|Title||Detecting Arctic oil spills with NMR: a feasibility study|
|Publication Type||Journal Article|
|Year of Publication||2015|
|Authors||Chavez L., Altobelli S., Fukushima E., Zhang T.S, Nedwed T., Palandro D., Srnka L., Thomann H.|
|Journal||Near Surface Geophysics|
|Type of Article||Article|
|Keywords||Groundwater; inversion; nuclear-magnetic-resonance; relaxation-times|

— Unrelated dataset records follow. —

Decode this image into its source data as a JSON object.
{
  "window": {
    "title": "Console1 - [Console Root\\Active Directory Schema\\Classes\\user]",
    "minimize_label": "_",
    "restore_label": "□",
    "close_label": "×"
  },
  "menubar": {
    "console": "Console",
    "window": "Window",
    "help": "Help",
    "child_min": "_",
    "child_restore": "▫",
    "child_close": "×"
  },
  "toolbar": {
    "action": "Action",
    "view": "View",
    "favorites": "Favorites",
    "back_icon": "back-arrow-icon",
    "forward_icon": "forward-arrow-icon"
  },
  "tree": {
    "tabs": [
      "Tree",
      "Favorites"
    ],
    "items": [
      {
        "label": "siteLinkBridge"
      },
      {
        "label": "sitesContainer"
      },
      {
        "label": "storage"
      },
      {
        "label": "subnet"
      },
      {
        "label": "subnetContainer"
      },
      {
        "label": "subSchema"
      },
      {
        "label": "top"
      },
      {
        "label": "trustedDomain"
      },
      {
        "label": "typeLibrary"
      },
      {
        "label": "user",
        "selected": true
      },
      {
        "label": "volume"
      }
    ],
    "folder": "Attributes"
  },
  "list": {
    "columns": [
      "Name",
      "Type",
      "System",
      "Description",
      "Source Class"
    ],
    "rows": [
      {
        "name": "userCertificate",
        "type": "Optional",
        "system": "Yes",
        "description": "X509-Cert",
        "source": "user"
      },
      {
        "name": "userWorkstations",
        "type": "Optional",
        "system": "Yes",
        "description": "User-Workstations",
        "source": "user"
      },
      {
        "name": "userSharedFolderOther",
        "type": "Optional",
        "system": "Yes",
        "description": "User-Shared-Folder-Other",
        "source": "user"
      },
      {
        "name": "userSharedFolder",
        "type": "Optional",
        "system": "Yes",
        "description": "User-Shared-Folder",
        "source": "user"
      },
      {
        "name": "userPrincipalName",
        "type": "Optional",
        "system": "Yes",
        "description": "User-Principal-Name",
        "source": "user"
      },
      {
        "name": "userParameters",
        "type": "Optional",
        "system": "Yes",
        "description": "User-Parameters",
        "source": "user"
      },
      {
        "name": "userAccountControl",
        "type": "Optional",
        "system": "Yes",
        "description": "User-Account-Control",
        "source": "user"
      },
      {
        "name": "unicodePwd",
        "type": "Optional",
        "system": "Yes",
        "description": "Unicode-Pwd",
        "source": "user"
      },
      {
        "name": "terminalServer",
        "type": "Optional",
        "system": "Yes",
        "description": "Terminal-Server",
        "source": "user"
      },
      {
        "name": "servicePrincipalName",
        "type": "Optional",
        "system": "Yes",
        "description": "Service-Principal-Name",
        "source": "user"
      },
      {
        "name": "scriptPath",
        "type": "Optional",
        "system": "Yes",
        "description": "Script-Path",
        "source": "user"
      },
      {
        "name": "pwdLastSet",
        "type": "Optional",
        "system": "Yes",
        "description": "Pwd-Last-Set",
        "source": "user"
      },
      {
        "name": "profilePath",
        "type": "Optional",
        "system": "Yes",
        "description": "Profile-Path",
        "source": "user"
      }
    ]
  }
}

To meet the world's growing energy needs, the oil industry is pursuing oil resources in ice-prone regions. These activities will require robust oil spill contingency plans. One area of need is a method to remotely detect oil that is trapped beneath or within ice. The current operational method for oil detection within or under ice requires placing personnel on the ice to take measurements. A primary challenge with these measurements is the speed at which they can be collected. Presented here is a scaled-down prototype of an Earth's field nuclear magnetic resonance device that can be moved from one spot to another on the ice by a helicopter to quickly survey large areas. This small-scale version has been built and tested. It successfully differentiates an oil surrogate from the bulk water signal by using an adiabatic inversion, followed by a delay to suppress the otherwise overwhelming water signal before acquiring the signal after an adiabatic half passage. The device will be scaled up, and further testing will be conducted. Initial proof-of-principle results show great promise for the development of a remote oil detector.